** Supplied entries follows **

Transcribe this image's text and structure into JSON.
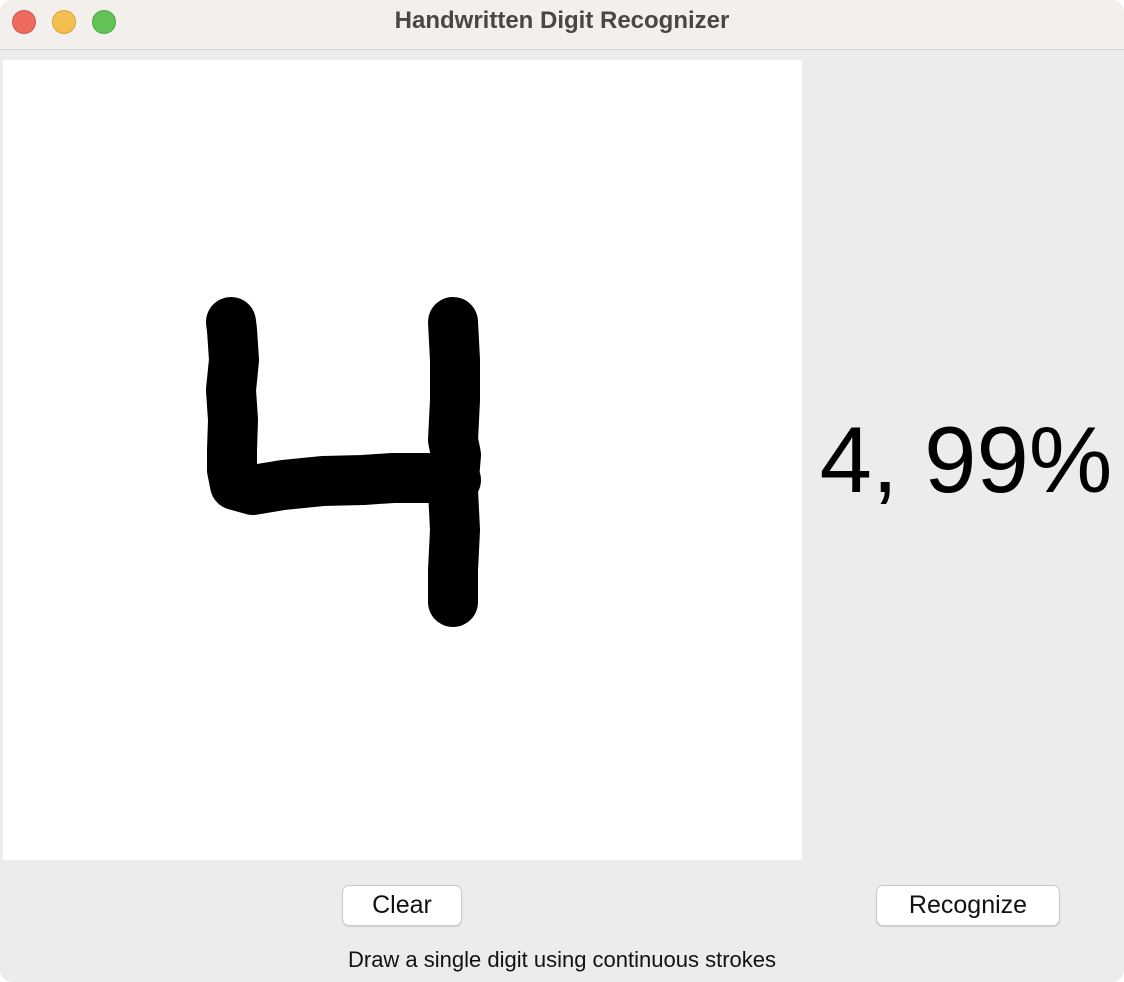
{
  "window": {
    "title": "Handwritten Digit Recognizer"
  },
  "prediction": {
    "result_text": "4, 99%"
  },
  "buttons": {
    "clear_label": "Clear",
    "recognize_label": "Recognize"
  },
  "status": {
    "instruction": "Draw a single digit using continuous strokes"
  },
  "colors": {
    "canvas_background": "#ffffff",
    "stroke": "#000000",
    "window_background": "#ececec",
    "close": "#ee6a5f",
    "minimize": "#f5bf4f",
    "zoom": "#61c454"
  }
}
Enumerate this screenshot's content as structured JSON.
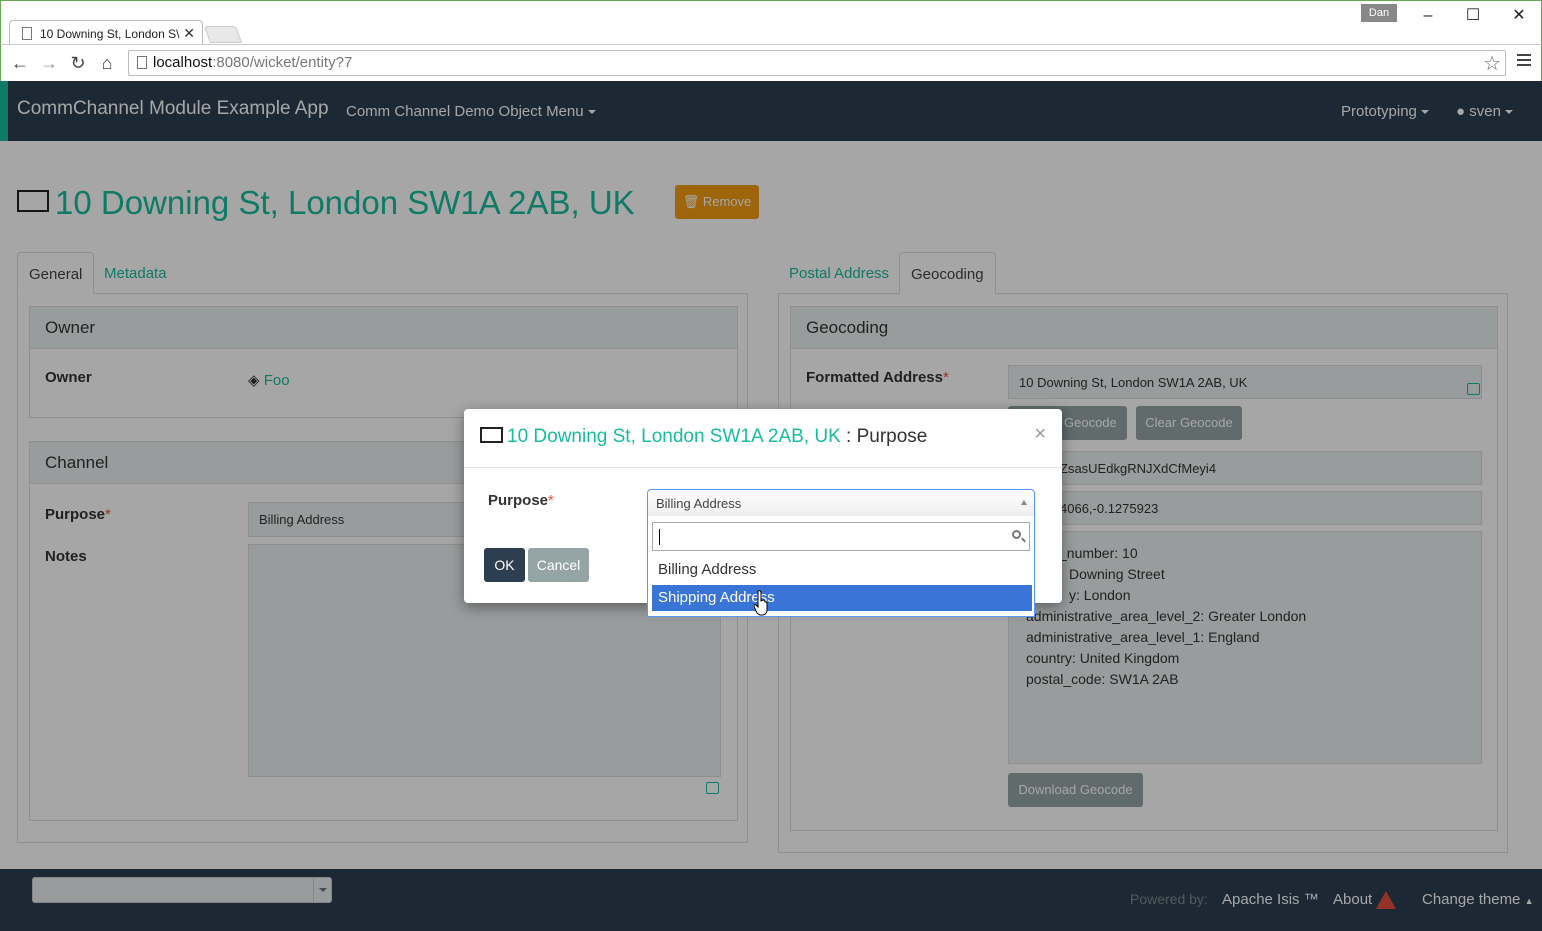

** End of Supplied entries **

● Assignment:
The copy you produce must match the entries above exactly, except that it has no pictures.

● Answer to this task:
Transcribe this image's text and structure into JSON.
{
  "window": {
    "title": "Handwritten Digit Recognizer"
  },
  "prediction": {
    "result_text": "4, 99%"
  },
  "buttons": {
    "clear_label": "Clear",
    "recognize_label": "Recognize"
  },
  "status": {
    "instruction": "Draw a single digit using continuous strokes"
  },
  "colors": {
    "canvas_background": "#ffffff",
    "stroke": "#000000",
    "window_background": "#ececec",
    "close": "#ee6a5f",
    "minimize": "#f5bf4f",
    "zoom": "#61c454"
  }
}
Enumerate this screenshot's content as structured JSON.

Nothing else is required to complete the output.